Single electrons trapped by individual donors in semiconductors at low temperatures are promising qubit candidates due to their combination of the advantages of semiconductor and atomic systems. Donor-bound electrons have quasi-atomic electron wavefunctions, leading to much better homogeneity than electrons bound within self-assembled quantum dots. Furthermore, their semiconductor environment provides a natural localization and ease of fabrication that is absent in atomic and ion qubit systems.
The research performed in this project has shown that single electrons bound to fluorine donors in ZnSe quantum wells have spectroscopic properties very similar to the single electrons in quantum dots studied in other projects in the group, strongly suggesting that they will behave similarly as qubits. ZnSe is a very optically bright material and the lifetime of the donor-bound exciton state is shorter than that in quantum dots, which suggests that optical measurement and initialization could be performed more quickly in the donor system than in quantum dots.
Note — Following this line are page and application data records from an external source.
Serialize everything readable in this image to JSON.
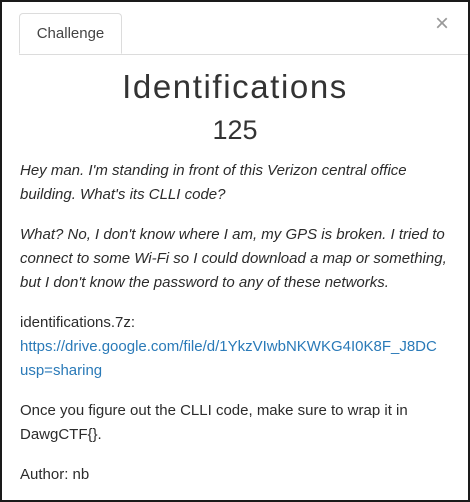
{
  "tabs": [
    {
      "label": "Challenge"
    }
  ],
  "close_glyph": "×",
  "challenge": {
    "name": "Identifications",
    "points": "125",
    "description_line1": "Hey man. I'm standing in front of this Verizon central office building. What's its CLLI code?",
    "description_line2": "What? No, I don't know where I am, my GPS is broken. I tried to connect to some Wi-Fi so I could download a map or something, but I don't know the password to any of these networks.",
    "file_label": "identifications.7z:",
    "file_url_part1": "https://drive.google.com/file/d/1YkzVIwbNKWKG4I0K8F_J8DC",
    "file_url_part2": "usp=sharing",
    "wrap_instruction": "Once you figure out the CLLI code, make sure to wrap it in DawgCTF{}.",
    "author": "Author: nb"
  },
  "icons": {
    "close": "close-icon"
  }
}
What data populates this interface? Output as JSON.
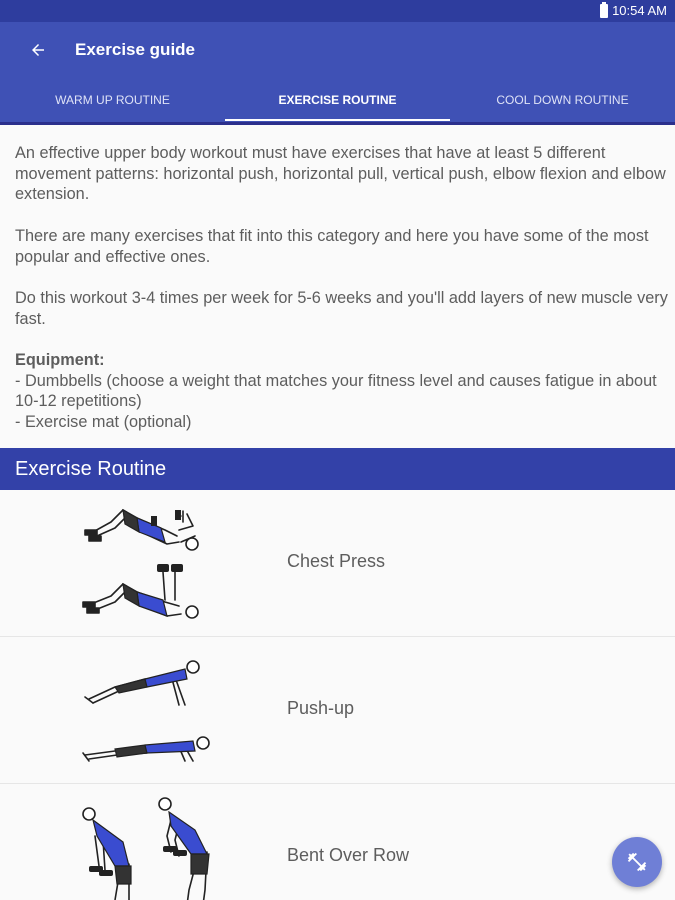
{
  "status_bar": {
    "time": "10:54 AM"
  },
  "app_bar": {
    "title": "Exercise guide"
  },
  "tabs": [
    {
      "label": "WARM UP ROUTINE",
      "active": false
    },
    {
      "label": "EXERCISE ROUTINE",
      "active": true
    },
    {
      "label": "COOL DOWN ROUTINE",
      "active": false
    }
  ],
  "intro": {
    "p1": "An effective upper body workout must have exercises that have at least 5 different movement patterns: horizontal push, horizontal pull, vertical push, elbow flexion and elbow extension.",
    "p2": "There are many exercises that fit into this category and here you have some of the most popular and effective ones.",
    "p3": "Do this workout 3-4 times per week for 5-6 weeks and you'll add layers of new muscle very fast.",
    "equipment_title": "Equipment:",
    "equipment": [
      "- Dumbbells (choose a weight that matches your fitness level and causes fatigue in about 10-12 repetitions)",
      "- Exercise mat (optional)"
    ]
  },
  "section": {
    "title": "Exercise Routine"
  },
  "exercises": [
    {
      "name": "Chest Press",
      "illustration": "chest-press-illustration"
    },
    {
      "name": "Push-up",
      "illustration": "push-up-illustration"
    },
    {
      "name": "Bent Over Row",
      "illustration": "bent-over-row-illustration"
    }
  ],
  "colors": {
    "status_bar": "#2e3d9e",
    "primary": "#3f51b5",
    "section_header": "#3341a8",
    "fab": "#6f7fd6",
    "shirt_blue": "#3a4cd0"
  },
  "icons": {
    "back": "arrow-left-icon",
    "battery": "battery-icon",
    "fab": "dumbbell-icon"
  }
}
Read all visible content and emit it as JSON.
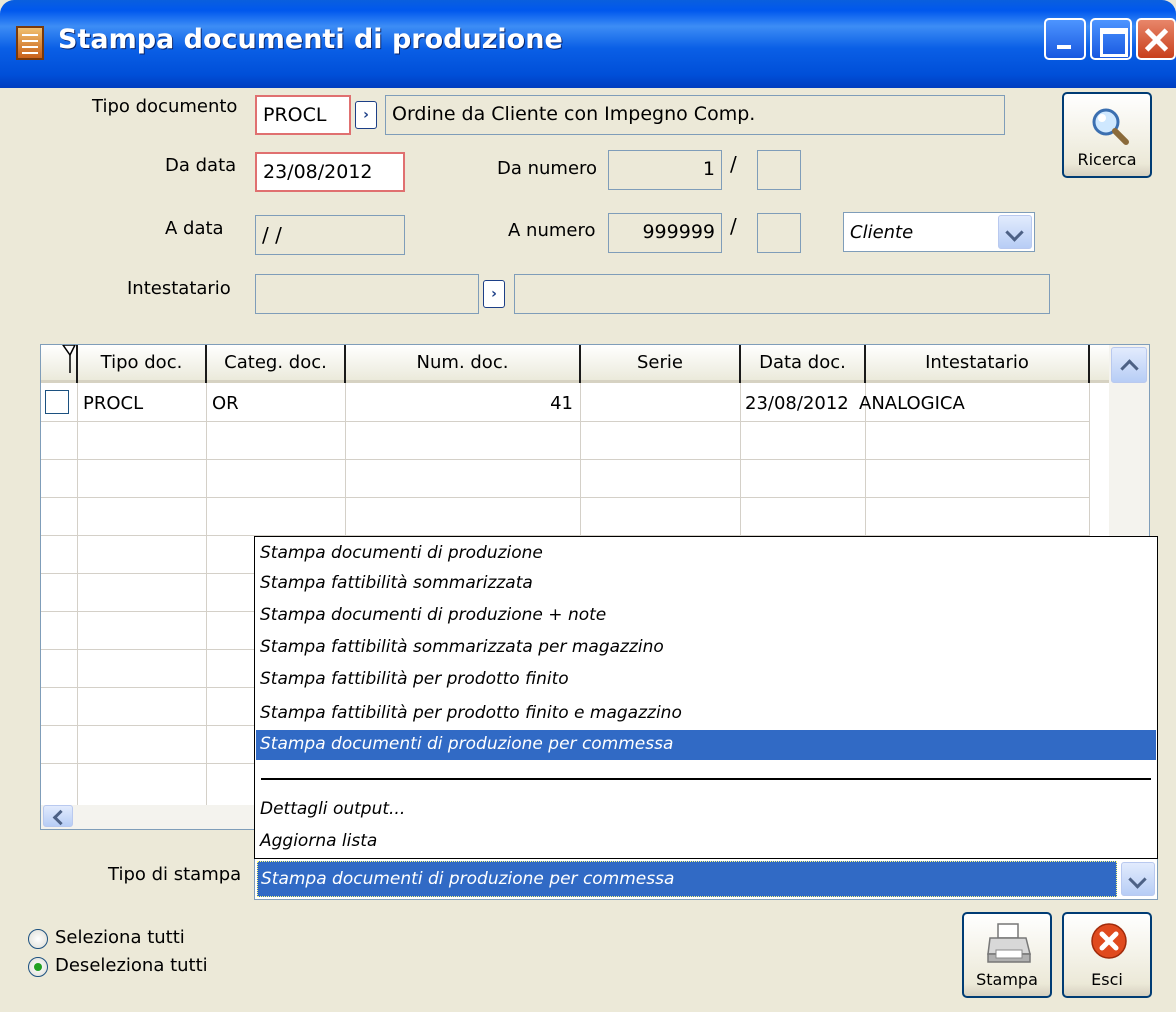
{
  "window": {
    "title": "Stampa documenti di produzione"
  },
  "form": {
    "tipo_documento": {
      "label": "Tipo documento",
      "code": "PROCL",
      "description": "Ordine da Cliente con Impegno Comp."
    },
    "da_data": {
      "label": "Da data",
      "value": "23/08/2012"
    },
    "da_numero": {
      "label": "Da numero",
      "value": "1",
      "serie": ""
    },
    "a_data": {
      "label": "A data",
      "value": " /  /"
    },
    "a_numero": {
      "label": "A numero",
      "value": "999999",
      "serie": ""
    },
    "tipo_intestatario": {
      "value": "Cliente"
    },
    "intestatario": {
      "label": "Intestatario",
      "code": "",
      "description": ""
    },
    "slash": "/"
  },
  "buttons": {
    "ricerca": "Ricerca",
    "stampa": "Stampa",
    "esci": "Esci"
  },
  "grid": {
    "columns": [
      "Tipo doc.",
      "Categ. doc.",
      "Num. doc.",
      "Serie",
      "Data doc.",
      "Intestatario"
    ],
    "rows": [
      {
        "tipo": "PROCL",
        "categ": "OR",
        "num": "41",
        "serie": "",
        "data": "23/08/2012",
        "intestatario": "ANALOGICA"
      }
    ]
  },
  "tipo_stampa": {
    "label": "Tipo di stampa",
    "selected": "Stampa documenti di produzione per commessa",
    "options": [
      "Stampa documenti di produzione",
      "Stampa fattibilità sommarizzata",
      "Stampa documenti di produzione + note",
      "Stampa fattibilità sommarizzata per magazzino",
      "Stampa fattibilità  per prodotto finito",
      "Stampa fattibilità per prodotto finito e magazzino",
      "Stampa documenti di produzione per commessa"
    ],
    "extra_options": [
      "Dettagli output...",
      "Aggiorna lista"
    ]
  },
  "selection": {
    "seleziona_tutti": "Seleziona tutti",
    "deseleziona_tutti": "Deseleziona tutti",
    "checked": "deseleziona_tutti"
  },
  "icons": [
    "app-doc-icon",
    "minimize-icon",
    "maximize-icon",
    "close-icon",
    "magnifier-icon",
    "zoom-arrow-icon",
    "chevron-down-icon",
    "printer-icon",
    "cancel-x-icon",
    "filter-icon"
  ]
}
Furthermore, the homogeneity of the donor system produces similarly homogenous photons, simplifying optical coupling between two or more qubits.
Figure 1. Energy levels of the neutral donor ground state and the donor-bound exciton excited state in (a) Faraday and (c) Voigt geometry showing the optical transitions and polarization selection rules, along with the respective photoluminescent optical spectrum (b) and (d) as a function of magnetic field.
K. De Greve, S. M. Clark, D. Sleiter, K. Sanaka, T. D. Ladd, M. Panfilova, A. Pawlis, K. Lischka, and Y. Yamamoto, "Photon antibunching and magnetospectroscopy of a single fluorine donor in ZnSe," Appl. Phys. Lett. 97, 241913 (2010). [http://dx.doi.org/10.1063/1.3525579]
Kristiaan De Greve
Dr. Susan Clark
Dr. Kaoru Sanaka
Prof. Yoshihisa Yamamoto